Report the number of lines in the data where the word "RESET" appears, and add no other text.

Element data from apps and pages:
· · · · ·

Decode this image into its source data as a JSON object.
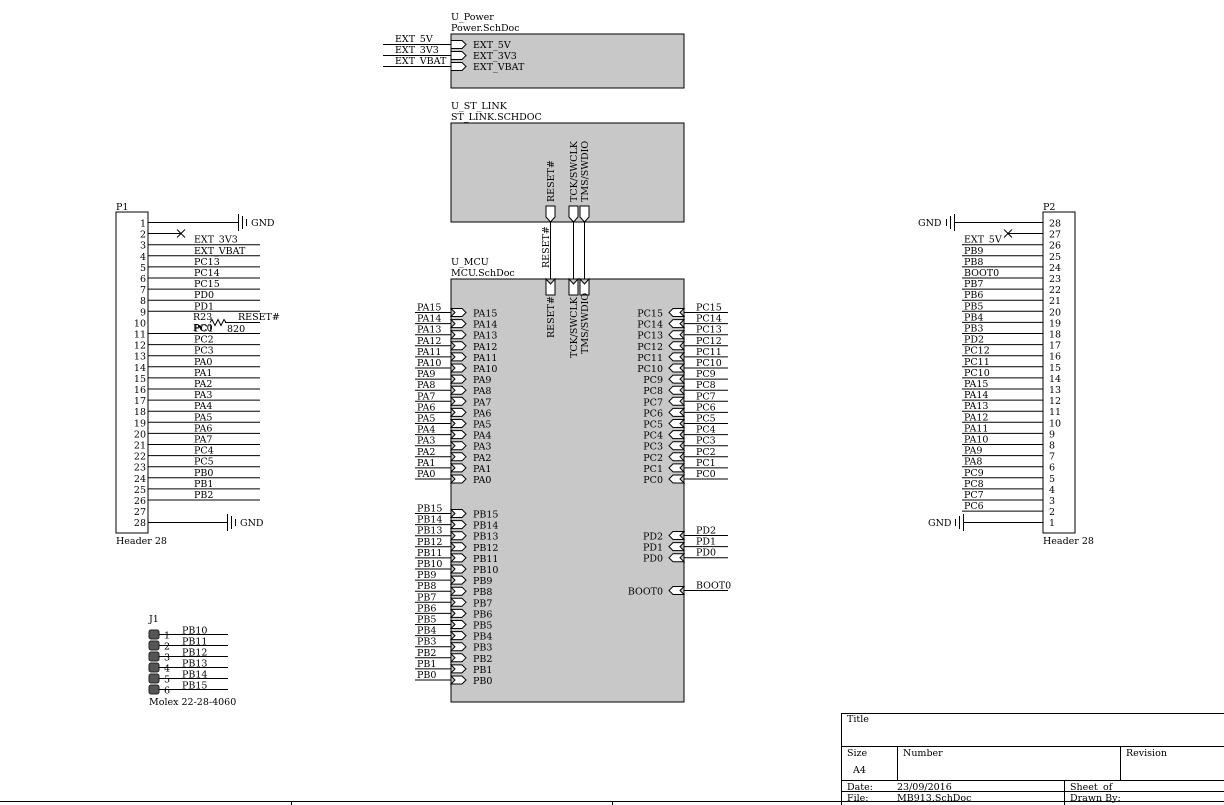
{
  "sheets": {
    "power": {
      "designator": "U_Power",
      "file": "Power.SchDoc",
      "ports": [
        "EXT_5V",
        "EXT_3V3",
        "EXT_VBAT"
      ]
    },
    "stlink": {
      "designator": "U_ST_LINK",
      "file": "ST_LINK.SCHDOC",
      "ports": [
        "RESET#",
        "TCK/SWCLK",
        "TMS/SWDIO"
      ]
    },
    "mcu": {
      "designator": "U_MCU",
      "file": "MCU.SchDoc",
      "top_ports": [
        "RESET#",
        "TCK/SWCLK",
        "TMS/SWDIO"
      ],
      "left_a": [
        "PA15",
        "PA14",
        "PA13",
        "PA12",
        "PA11",
        "PA10",
        "PA9",
        "PA8",
        "PA7",
        "PA6",
        "PA5",
        "PA4",
        "PA3",
        "PA2",
        "PA1",
        "PA0"
      ],
      "left_b": [
        "PB15",
        "PB14",
        "PB13",
        "PB12",
        "PB11",
        "PB10",
        "PB9",
        "PB8",
        "PB7",
        "PB6",
        "PB5",
        "PB4",
        "PB3",
        "PB2",
        "PB1",
        "PB0"
      ],
      "right_c": [
        "PC15",
        "PC14",
        "PC13",
        "PC12",
        "PC11",
        "PC10",
        "PC9",
        "PC8",
        "PC7",
        "PC6",
        "PC5",
        "PC4",
        "PC3",
        "PC2",
        "PC1",
        "PC0"
      ],
      "right_d": [
        "PD2",
        "PD1",
        "PD0"
      ],
      "right_boot": [
        "BOOT0"
      ]
    }
  },
  "nets": {
    "power_nets": [
      "EXT_5V",
      "EXT_3V3",
      "EXT_VBAT"
    ],
    "reset_net": "RESET#",
    "mcu_left_a": [
      "PA15",
      "PA14",
      "PA13",
      "PA12",
      "PA11",
      "PA10",
      "PA9",
      "PA8",
      "PA7",
      "PA6",
      "PA5",
      "PA4",
      "PA3",
      "PA2",
      "PA1",
      "PA0"
    ],
    "mcu_left_b": [
      "PB15",
      "PB14",
      "PB13",
      "PB12",
      "PB11",
      "PB10",
      "PB9",
      "PB8",
      "PB7",
      "PB6",
      "PB5",
      "PB4",
      "PB3",
      "PB2",
      "PB1",
      "PB0"
    ],
    "mcu_right_c": [
      "PC15",
      "PC14",
      "PC13",
      "PC12",
      "PC11",
      "PC10",
      "PC9",
      "PC8",
      "PC7",
      "PC6",
      "PC5",
      "PC4",
      "PC3",
      "PC2",
      "PC1",
      "PC0"
    ],
    "mcu_right_d": [
      "PD2",
      "PD1",
      "PD0"
    ],
    "mcu_right_boot": [
      "BOOT0"
    ]
  },
  "p1": {
    "designator": "P1",
    "comment": "Header 28",
    "pins": [
      "1",
      "2",
      "3",
      "4",
      "5",
      "6",
      "7",
      "8",
      "9",
      "10",
      "11",
      "12",
      "13",
      "14",
      "15",
      "16",
      "17",
      "18",
      "19",
      "20",
      "21",
      "22",
      "23",
      "24",
      "25",
      "26",
      "27",
      "28"
    ],
    "nets": [
      "",
      "",
      "EXT_3V3",
      "EXT_VBAT",
      "PC13",
      "PC14",
      "PC15",
      "PD0",
      "PD1",
      "",
      "PC1",
      "PC2",
      "PC3",
      "PA0",
      "PA1",
      "PA2",
      "PA3",
      "PA4",
      "PA5",
      "PA6",
      "PA7",
      "PC4",
      "PC5",
      "PB0",
      "PB1",
      "PB2",
      "",
      ""
    ],
    "gnd_label": "GND",
    "resistor": {
      "designator": "R23",
      "value": "820",
      "net_in": "PC0",
      "net_out": "RESET#"
    }
  },
  "p2": {
    "designator": "P2",
    "comment": "Header 28",
    "pins": [
      "28",
      "27",
      "26",
      "25",
      "24",
      "23",
      "22",
      "21",
      "20",
      "19",
      "18",
      "17",
      "16",
      "15",
      "14",
      "13",
      "12",
      "11",
      "10",
      "9",
      "8",
      "7",
      "6",
      "5",
      "4",
      "3",
      "2",
      "1"
    ],
    "nets": [
      "",
      "",
      "EXT_5V",
      "PB9",
      "PB8",
      "BOOT0",
      "PB7",
      "PB6",
      "PB5",
      "PB4",
      "PB3",
      "PD2",
      "PC12",
      "PC11",
      "PC10",
      "PA15",
      "PA14",
      "PA13",
      "PA12",
      "PA11",
      "PA10",
      "PA9",
      "PA8",
      "PC9",
      "PC8",
      "PC7",
      "PC6",
      ""
    ],
    "gnd_label": "GND"
  },
  "j1": {
    "designator": "J1",
    "comment": "Molex 22-28-4060",
    "pins": [
      "1",
      "2",
      "3",
      "4",
      "5",
      "6"
    ],
    "nets": [
      "PB10",
      "PB11",
      "PB12",
      "PB13",
      "PB14",
      "PB15"
    ]
  },
  "title_block": {
    "title_label": "Title",
    "size_label": "Size",
    "size_value": "A4",
    "number_label": "Number",
    "revision_label": "Revision",
    "date_label": "Date:",
    "date_value": "23/09/2016",
    "sheet_label": "Sheet",
    "of_label": "of",
    "file_label": "File:",
    "file_value": "MB913.SchDoc",
    "drawn_label": "Drawn By:"
  }
}
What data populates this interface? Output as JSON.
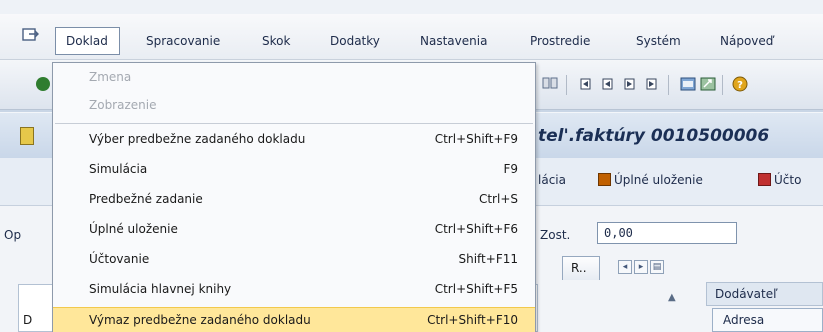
{
  "menubar": {
    "items": [
      {
        "label": "Doklad"
      },
      {
        "label": "Spracovanie"
      },
      {
        "label": "Skok"
      },
      {
        "label": "Dodatky"
      },
      {
        "label": "Nastavenia"
      },
      {
        "label": "Prostredie"
      },
      {
        "label": "Systém"
      },
      {
        "label": "Nápoveď"
      }
    ]
  },
  "title": {
    "text": "tel'.faktúry 0010500006"
  },
  "app_toolbar": {
    "simulacia_partial": "lácia",
    "full_save": "Úplné uloženie",
    "post_partial": "Účto"
  },
  "form": {
    "op_label": "Op",
    "zost_label": "Zost.",
    "zost_value": "0,00",
    "tab_r_label": "R..",
    "dodavatel_header": "Dodávateľ",
    "adresa_label": "Adresa",
    "left_panel_letter": "D"
  },
  "dropdown": {
    "items": [
      {
        "label": "Zmena",
        "shortcut": "",
        "disabled": true
      },
      {
        "label": "Zobrazenie",
        "shortcut": "",
        "disabled": true
      },
      {
        "label": "Výber predbežne zadaného dokladu",
        "shortcut": "Ctrl+Shift+F9",
        "disabled": false
      },
      {
        "label": "Simulácia",
        "shortcut": "F9",
        "disabled": false
      },
      {
        "label": "Predbežné zadanie",
        "shortcut": "Ctrl+S",
        "disabled": false
      },
      {
        "label": "Úplné uloženie",
        "shortcut": "Ctrl+Shift+F6",
        "disabled": false
      },
      {
        "label": "Účtovanie",
        "shortcut": "Shift+F11",
        "disabled": false
      },
      {
        "label": "Simulácia hlavnej knihy",
        "shortcut": "Ctrl+Shift+F5",
        "disabled": false
      },
      {
        "label": "Výmaz predbežne zadaného dokladu",
        "shortcut": "Ctrl+Shift+F10",
        "disabled": false,
        "highlighted": true
      }
    ]
  },
  "colors": {
    "highlight": "#ffe79a",
    "title_text": "#1b2f55",
    "menu_text": "#1d2b4a"
  }
}
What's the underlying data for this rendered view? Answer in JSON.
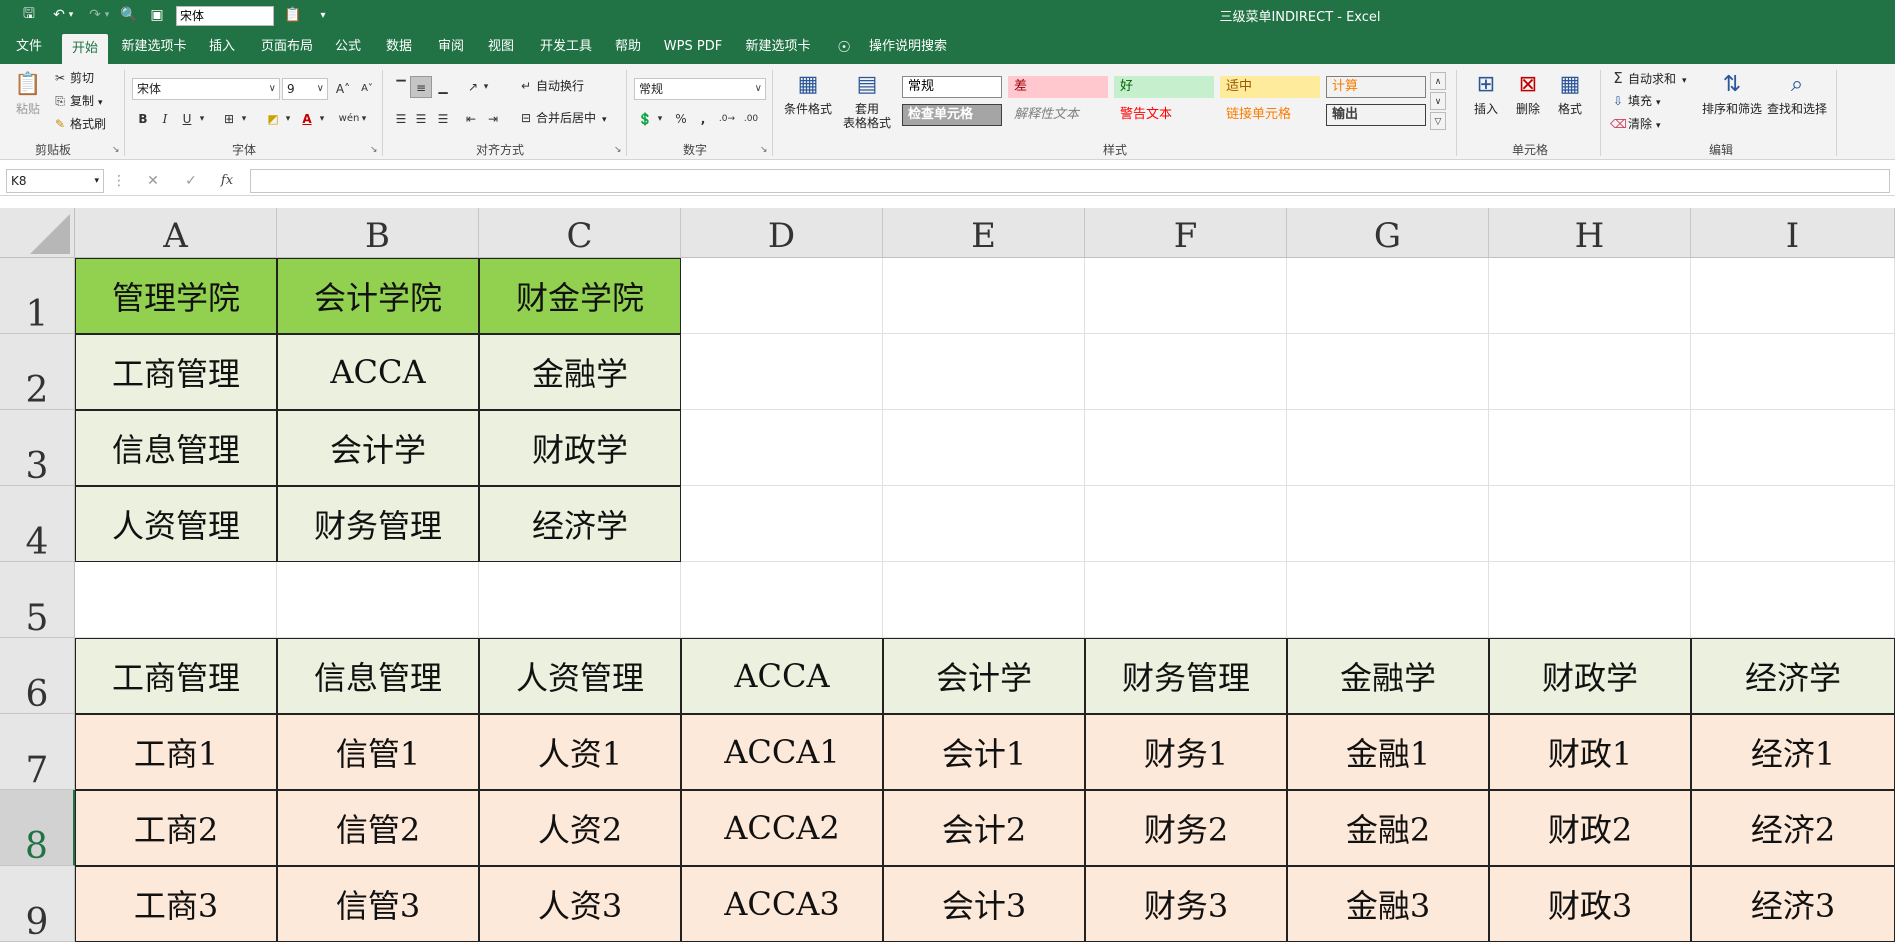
{
  "quick_access": {
    "font_box": "宋体"
  },
  "window": {
    "title": "三级菜单INDIRECT  -  Excel"
  },
  "menu": {
    "tabs": [
      "文件",
      "开始",
      "新建选项卡",
      "插入",
      "页面布局",
      "公式",
      "数据",
      "审阅",
      "视图",
      "开发工具",
      "帮助",
      "WPS PDF",
      "新建选项卡",
      "操作说明搜索"
    ],
    "active_index": 1
  },
  "ribbon": {
    "clipboard": {
      "label": "剪贴板",
      "paste": "粘贴",
      "cut": "剪切",
      "copy": "复制",
      "format_painter": "格式刷"
    },
    "font": {
      "label": "字体",
      "font_name": "宋体",
      "font_size": "9",
      "bold": "B",
      "italic": "I",
      "underline": "U"
    },
    "alignment": {
      "label": "对齐方式",
      "wrap": "自动换行",
      "merge": "合并后居中"
    },
    "number": {
      "label": "数字",
      "format": "常规",
      "percent": "%",
      "comma": ","
    },
    "styles": {
      "label": "样式",
      "conditional": "条件格式",
      "table_format_1": "套用",
      "table_format_2": "表格格式",
      "cells": [
        {
          "text": "常规",
          "bg": "#ffffff",
          "color": "#000000",
          "border": "#888888"
        },
        {
          "text": "差",
          "bg": "#ffc7ce",
          "color": "#9c0006",
          "border": "transparent"
        },
        {
          "text": "好",
          "bg": "#c6efce",
          "color": "#006100",
          "border": "transparent"
        },
        {
          "text": "适中",
          "bg": "#ffeb9c",
          "color": "#9c5700",
          "border": "transparent"
        },
        {
          "text": "计算",
          "bg": "#f2f2f2",
          "color": "#fa7d00",
          "border": "#7f7f7f"
        },
        {
          "text": "检查单元格",
          "bg": "#a5a5a5",
          "color": "#ffffff",
          "border": "#3f3f3f"
        },
        {
          "text": "解释性文本",
          "bg": "#f3f3f3",
          "color": "#7f7f7f",
          "border": "transparent"
        },
        {
          "text": "警告文本",
          "bg": "#f3f3f3",
          "color": "#ff0000",
          "border": "transparent"
        },
        {
          "text": "链接单元格",
          "bg": "#f3f3f3",
          "color": "#fa7d00",
          "border": "transparent"
        },
        {
          "text": "输出",
          "bg": "#f2f2f2",
          "color": "#3f3f3f",
          "border": "#3f3f3f"
        }
      ]
    },
    "cells": {
      "label": "单元格",
      "insert": "插入",
      "delete": "删除",
      "format": "格式"
    },
    "editing": {
      "label": "编辑",
      "autosum": "自动求和",
      "fill": "填充",
      "clear": "清除",
      "sort_filter": "排序和筛选",
      "find_select": "查找和选择"
    }
  },
  "formula_bar": {
    "name_box": "K8",
    "fx": "fx",
    "value": ""
  },
  "sheet": {
    "columns": [
      "A",
      "B",
      "C",
      "D",
      "E",
      "F",
      "G",
      "H",
      "I"
    ],
    "rows": [
      "1",
      "2",
      "3",
      "4",
      "5",
      "6",
      "7",
      "8",
      "9"
    ],
    "selected_row": "8",
    "table1": [
      [
        "管理学院",
        "会计学院",
        "财金学院"
      ],
      [
        "工商管理",
        "ACCA",
        "金融学"
      ],
      [
        "信息管理",
        "会计学",
        "财政学"
      ],
      [
        "人资管理",
        "财务管理",
        "经济学"
      ]
    ],
    "table2_header": [
      "工商管理",
      "信息管理",
      "人资管理",
      "ACCA",
      "会计学",
      "财务管理",
      "金融学",
      "财政学",
      "经济学"
    ],
    "table2_rows": [
      [
        "工商1",
        "信管1",
        "人资1",
        "ACCA1",
        "会计1",
        "财务1",
        "金融1",
        "财政1",
        "经济1"
      ],
      [
        "工商2",
        "信管2",
        "人资2",
        "ACCA2",
        "会计2",
        "财务2",
        "金融2",
        "财政2",
        "经济2"
      ],
      [
        "工商3",
        "信管3",
        "人资3",
        "ACCA3",
        "会计3",
        "财务3",
        "金融3",
        "财政3",
        "经济3"
      ]
    ]
  }
}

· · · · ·

__Expected answer__: 4